Dataset rows describing interfaces

--- START ---

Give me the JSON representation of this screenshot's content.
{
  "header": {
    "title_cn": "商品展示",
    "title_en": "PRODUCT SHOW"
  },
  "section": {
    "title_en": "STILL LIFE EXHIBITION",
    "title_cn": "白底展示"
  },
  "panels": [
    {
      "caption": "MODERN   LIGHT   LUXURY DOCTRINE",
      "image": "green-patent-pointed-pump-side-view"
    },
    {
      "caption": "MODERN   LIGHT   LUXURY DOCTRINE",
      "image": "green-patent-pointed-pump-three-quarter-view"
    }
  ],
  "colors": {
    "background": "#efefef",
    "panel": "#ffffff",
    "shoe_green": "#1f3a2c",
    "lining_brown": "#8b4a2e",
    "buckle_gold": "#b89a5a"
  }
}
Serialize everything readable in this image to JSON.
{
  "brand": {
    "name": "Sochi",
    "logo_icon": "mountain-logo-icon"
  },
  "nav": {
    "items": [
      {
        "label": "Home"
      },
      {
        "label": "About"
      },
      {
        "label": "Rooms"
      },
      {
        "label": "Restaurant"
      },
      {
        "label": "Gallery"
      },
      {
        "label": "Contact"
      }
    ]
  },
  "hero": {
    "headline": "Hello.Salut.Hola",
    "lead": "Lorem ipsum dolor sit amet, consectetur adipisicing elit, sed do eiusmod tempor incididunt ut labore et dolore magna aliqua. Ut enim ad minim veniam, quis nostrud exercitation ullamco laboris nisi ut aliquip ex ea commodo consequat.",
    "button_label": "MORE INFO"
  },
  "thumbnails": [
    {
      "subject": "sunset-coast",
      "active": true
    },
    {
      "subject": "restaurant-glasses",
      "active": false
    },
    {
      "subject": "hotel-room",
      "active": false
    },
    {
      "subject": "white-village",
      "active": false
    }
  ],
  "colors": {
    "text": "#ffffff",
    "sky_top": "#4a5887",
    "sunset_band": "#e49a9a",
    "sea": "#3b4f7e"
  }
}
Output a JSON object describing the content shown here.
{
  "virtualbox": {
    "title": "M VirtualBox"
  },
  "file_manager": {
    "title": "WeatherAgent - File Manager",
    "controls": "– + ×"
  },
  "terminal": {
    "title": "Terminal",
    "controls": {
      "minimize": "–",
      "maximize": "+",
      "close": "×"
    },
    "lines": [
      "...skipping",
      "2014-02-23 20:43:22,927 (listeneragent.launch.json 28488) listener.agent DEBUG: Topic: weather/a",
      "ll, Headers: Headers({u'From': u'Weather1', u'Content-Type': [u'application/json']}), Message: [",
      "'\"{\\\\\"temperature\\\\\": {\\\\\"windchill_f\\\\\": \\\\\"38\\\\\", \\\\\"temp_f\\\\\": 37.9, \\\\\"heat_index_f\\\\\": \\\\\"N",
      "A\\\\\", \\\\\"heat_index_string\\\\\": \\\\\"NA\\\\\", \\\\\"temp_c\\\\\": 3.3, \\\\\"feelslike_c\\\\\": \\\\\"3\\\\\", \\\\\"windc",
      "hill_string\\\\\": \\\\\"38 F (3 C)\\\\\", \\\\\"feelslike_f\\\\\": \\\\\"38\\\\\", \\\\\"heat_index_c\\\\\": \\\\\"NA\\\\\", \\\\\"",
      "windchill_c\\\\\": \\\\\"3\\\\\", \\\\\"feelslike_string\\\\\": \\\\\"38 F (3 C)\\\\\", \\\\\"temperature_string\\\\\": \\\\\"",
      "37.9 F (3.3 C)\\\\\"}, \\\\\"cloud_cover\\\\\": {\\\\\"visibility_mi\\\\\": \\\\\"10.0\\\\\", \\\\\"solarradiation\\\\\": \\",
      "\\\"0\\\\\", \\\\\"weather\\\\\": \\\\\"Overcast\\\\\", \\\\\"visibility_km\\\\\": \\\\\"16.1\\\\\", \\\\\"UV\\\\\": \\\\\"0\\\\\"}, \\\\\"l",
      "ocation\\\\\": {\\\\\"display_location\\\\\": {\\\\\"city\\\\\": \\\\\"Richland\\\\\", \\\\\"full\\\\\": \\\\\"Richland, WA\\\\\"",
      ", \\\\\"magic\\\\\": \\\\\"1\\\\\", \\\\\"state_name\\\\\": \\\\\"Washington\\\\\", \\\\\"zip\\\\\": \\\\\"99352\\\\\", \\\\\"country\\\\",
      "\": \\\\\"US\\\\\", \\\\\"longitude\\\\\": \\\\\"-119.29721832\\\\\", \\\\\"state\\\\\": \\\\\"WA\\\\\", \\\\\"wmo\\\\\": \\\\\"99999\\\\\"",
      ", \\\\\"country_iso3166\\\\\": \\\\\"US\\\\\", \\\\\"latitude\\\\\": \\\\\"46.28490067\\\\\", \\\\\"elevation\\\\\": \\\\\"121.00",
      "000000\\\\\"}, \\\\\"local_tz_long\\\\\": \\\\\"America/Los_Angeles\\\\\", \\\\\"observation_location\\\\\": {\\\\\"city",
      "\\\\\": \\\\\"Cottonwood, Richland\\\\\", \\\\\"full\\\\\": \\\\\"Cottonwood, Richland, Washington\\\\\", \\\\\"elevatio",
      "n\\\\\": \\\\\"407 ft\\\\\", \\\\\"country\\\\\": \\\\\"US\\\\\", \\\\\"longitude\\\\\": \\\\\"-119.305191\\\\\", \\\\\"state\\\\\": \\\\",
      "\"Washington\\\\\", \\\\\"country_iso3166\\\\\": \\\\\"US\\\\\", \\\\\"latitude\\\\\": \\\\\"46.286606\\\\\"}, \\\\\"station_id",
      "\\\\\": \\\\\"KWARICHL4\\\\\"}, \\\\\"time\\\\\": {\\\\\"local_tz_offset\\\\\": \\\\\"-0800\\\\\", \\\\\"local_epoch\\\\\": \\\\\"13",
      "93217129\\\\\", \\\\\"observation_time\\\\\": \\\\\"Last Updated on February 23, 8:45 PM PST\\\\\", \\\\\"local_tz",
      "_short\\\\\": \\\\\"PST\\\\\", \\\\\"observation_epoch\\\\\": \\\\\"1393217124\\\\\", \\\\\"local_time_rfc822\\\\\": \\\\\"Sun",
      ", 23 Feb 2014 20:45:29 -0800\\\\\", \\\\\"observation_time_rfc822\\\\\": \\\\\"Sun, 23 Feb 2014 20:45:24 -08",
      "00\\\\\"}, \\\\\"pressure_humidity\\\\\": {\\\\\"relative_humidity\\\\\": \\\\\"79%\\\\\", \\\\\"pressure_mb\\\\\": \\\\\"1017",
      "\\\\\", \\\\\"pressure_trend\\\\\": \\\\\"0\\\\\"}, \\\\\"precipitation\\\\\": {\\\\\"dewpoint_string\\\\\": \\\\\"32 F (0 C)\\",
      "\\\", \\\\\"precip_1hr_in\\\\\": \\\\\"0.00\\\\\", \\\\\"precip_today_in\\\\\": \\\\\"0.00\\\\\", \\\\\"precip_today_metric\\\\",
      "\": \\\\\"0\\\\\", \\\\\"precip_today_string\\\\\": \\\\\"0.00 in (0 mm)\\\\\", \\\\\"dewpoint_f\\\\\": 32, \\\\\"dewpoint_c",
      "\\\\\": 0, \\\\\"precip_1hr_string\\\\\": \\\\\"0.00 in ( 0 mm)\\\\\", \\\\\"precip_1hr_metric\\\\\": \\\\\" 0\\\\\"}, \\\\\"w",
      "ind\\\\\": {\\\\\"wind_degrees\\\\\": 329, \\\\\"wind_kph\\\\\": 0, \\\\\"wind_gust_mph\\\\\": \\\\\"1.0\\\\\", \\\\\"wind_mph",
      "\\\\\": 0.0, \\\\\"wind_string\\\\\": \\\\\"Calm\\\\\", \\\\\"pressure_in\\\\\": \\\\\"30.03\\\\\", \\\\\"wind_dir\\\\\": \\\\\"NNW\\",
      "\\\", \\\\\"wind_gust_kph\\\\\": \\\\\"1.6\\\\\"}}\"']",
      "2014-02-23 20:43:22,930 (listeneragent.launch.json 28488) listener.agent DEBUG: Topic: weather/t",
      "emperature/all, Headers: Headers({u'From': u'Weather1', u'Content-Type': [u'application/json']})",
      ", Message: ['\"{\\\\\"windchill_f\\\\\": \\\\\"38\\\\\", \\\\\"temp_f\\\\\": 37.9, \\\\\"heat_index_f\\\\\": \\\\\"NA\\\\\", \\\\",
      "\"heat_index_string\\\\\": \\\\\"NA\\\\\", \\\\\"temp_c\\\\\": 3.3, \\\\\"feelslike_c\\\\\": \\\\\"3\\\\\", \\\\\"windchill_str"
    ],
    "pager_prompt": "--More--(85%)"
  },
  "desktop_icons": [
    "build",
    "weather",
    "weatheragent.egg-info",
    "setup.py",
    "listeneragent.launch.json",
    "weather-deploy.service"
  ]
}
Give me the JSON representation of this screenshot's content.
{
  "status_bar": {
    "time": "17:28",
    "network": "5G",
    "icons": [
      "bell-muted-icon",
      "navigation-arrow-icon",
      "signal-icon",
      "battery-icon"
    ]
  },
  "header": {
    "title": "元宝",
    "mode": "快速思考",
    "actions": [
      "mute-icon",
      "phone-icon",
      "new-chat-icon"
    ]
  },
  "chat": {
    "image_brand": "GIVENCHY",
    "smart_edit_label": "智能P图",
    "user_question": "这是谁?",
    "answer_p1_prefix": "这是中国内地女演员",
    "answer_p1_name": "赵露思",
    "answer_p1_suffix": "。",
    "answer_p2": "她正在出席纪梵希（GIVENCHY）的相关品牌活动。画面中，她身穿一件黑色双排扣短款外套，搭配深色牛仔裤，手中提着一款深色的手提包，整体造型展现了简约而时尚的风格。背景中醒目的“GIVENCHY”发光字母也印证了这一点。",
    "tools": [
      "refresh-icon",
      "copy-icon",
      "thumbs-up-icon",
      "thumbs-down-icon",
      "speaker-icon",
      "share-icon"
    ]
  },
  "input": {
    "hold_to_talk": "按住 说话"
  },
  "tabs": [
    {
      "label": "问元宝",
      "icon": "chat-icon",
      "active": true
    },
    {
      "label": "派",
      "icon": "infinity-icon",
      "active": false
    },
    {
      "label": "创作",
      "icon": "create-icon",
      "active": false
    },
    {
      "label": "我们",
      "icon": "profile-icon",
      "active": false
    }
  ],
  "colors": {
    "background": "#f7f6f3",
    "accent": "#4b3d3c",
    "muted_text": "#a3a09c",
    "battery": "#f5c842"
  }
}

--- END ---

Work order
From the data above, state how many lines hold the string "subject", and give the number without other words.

Answer to the exercise
4